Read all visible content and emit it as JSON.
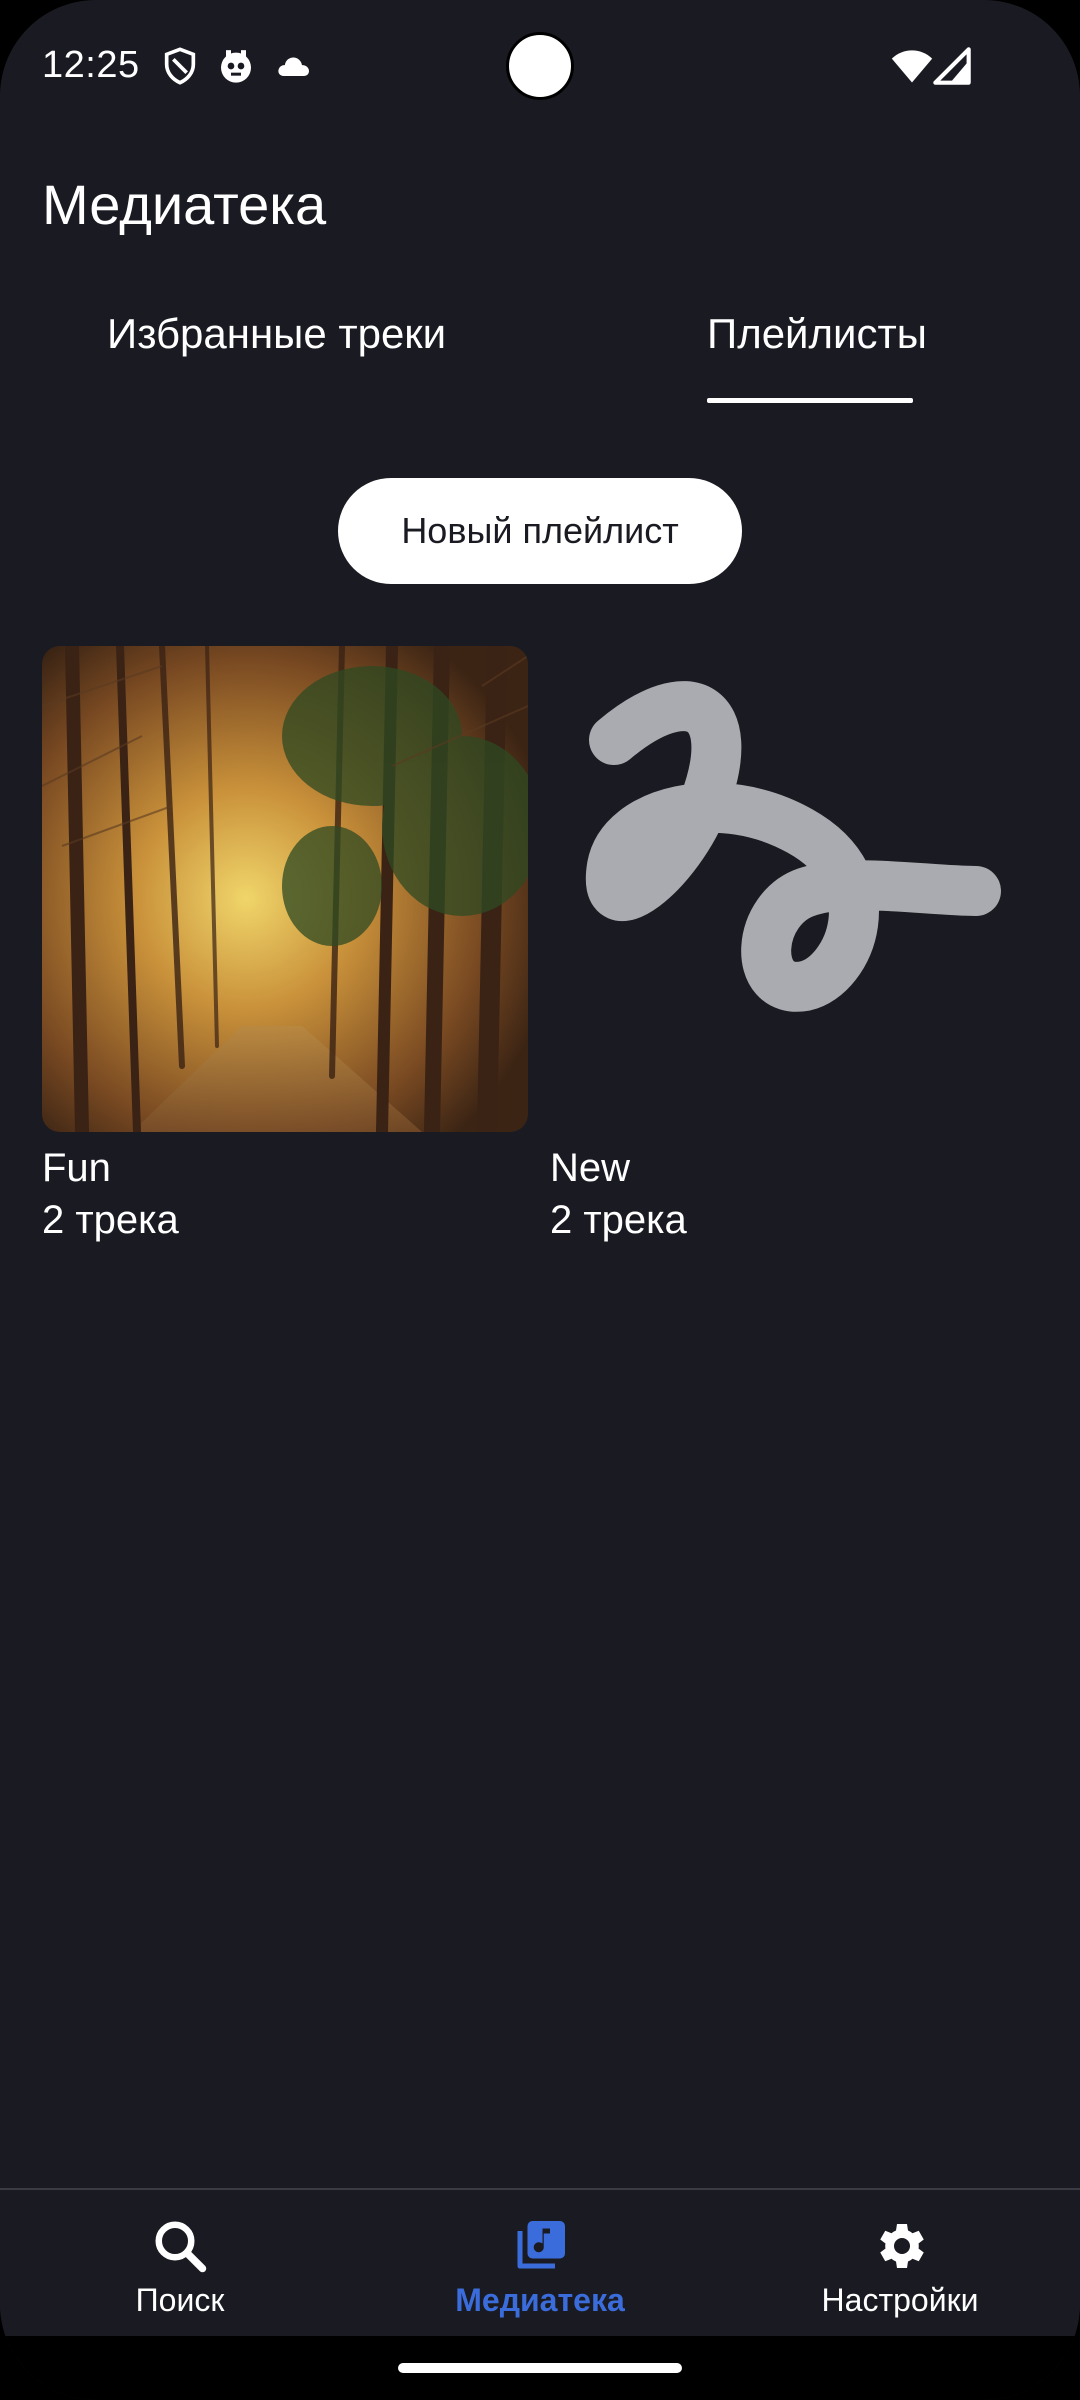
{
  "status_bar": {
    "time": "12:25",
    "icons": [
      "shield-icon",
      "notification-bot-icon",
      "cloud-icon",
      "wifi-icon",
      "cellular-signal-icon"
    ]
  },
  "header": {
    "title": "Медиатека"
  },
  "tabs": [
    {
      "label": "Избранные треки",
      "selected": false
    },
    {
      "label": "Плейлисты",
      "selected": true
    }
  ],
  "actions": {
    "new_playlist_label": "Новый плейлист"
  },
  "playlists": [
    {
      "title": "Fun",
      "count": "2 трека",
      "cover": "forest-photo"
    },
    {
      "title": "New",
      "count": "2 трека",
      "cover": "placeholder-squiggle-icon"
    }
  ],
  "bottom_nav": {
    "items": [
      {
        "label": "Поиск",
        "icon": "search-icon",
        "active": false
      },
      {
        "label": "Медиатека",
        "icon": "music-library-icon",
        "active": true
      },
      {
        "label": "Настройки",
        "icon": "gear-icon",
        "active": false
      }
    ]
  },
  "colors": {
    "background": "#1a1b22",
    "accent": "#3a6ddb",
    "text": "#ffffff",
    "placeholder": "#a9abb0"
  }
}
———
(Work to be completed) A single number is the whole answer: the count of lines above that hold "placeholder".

(Response to this task) 2